▶ _ACTIVITY_
The answer must be one number: the count of lines in the data below that include "JSON".

(EXTRACTED DATA Opens)

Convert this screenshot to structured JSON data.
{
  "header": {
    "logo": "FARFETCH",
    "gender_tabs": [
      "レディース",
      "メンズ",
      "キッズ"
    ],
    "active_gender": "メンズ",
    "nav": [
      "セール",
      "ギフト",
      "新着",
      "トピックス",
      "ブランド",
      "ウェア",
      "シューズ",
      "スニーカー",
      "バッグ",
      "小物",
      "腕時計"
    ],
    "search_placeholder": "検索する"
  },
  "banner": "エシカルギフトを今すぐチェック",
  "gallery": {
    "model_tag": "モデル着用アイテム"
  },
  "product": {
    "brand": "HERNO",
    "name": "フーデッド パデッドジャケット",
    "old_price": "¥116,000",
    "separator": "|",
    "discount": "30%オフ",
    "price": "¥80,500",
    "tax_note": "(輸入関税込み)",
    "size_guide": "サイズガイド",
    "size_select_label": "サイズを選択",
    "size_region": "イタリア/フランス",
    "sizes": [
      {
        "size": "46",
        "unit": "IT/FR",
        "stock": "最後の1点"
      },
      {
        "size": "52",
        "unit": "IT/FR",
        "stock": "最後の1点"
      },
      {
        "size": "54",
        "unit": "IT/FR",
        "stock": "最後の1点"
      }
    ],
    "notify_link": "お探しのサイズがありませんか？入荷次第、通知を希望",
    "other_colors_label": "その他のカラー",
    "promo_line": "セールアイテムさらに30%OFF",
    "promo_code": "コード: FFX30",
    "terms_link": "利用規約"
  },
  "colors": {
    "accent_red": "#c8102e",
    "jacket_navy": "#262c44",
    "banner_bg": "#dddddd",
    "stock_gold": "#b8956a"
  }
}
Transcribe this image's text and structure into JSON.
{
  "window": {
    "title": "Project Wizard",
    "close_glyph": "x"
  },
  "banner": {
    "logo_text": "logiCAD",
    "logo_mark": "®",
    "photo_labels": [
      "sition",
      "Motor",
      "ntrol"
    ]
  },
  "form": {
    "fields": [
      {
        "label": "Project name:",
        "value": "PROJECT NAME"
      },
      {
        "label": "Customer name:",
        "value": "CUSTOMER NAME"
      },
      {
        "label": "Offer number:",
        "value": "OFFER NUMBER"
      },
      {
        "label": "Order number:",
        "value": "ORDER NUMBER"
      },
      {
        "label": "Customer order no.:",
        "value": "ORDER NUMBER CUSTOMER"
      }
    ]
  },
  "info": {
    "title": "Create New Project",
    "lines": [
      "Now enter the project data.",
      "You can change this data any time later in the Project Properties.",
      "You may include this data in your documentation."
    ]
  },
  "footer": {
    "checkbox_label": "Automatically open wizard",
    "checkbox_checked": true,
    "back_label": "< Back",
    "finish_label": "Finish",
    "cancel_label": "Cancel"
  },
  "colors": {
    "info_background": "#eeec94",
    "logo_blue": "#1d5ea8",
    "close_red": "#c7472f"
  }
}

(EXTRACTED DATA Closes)

▶ _WRITTEN SOLUTION_
2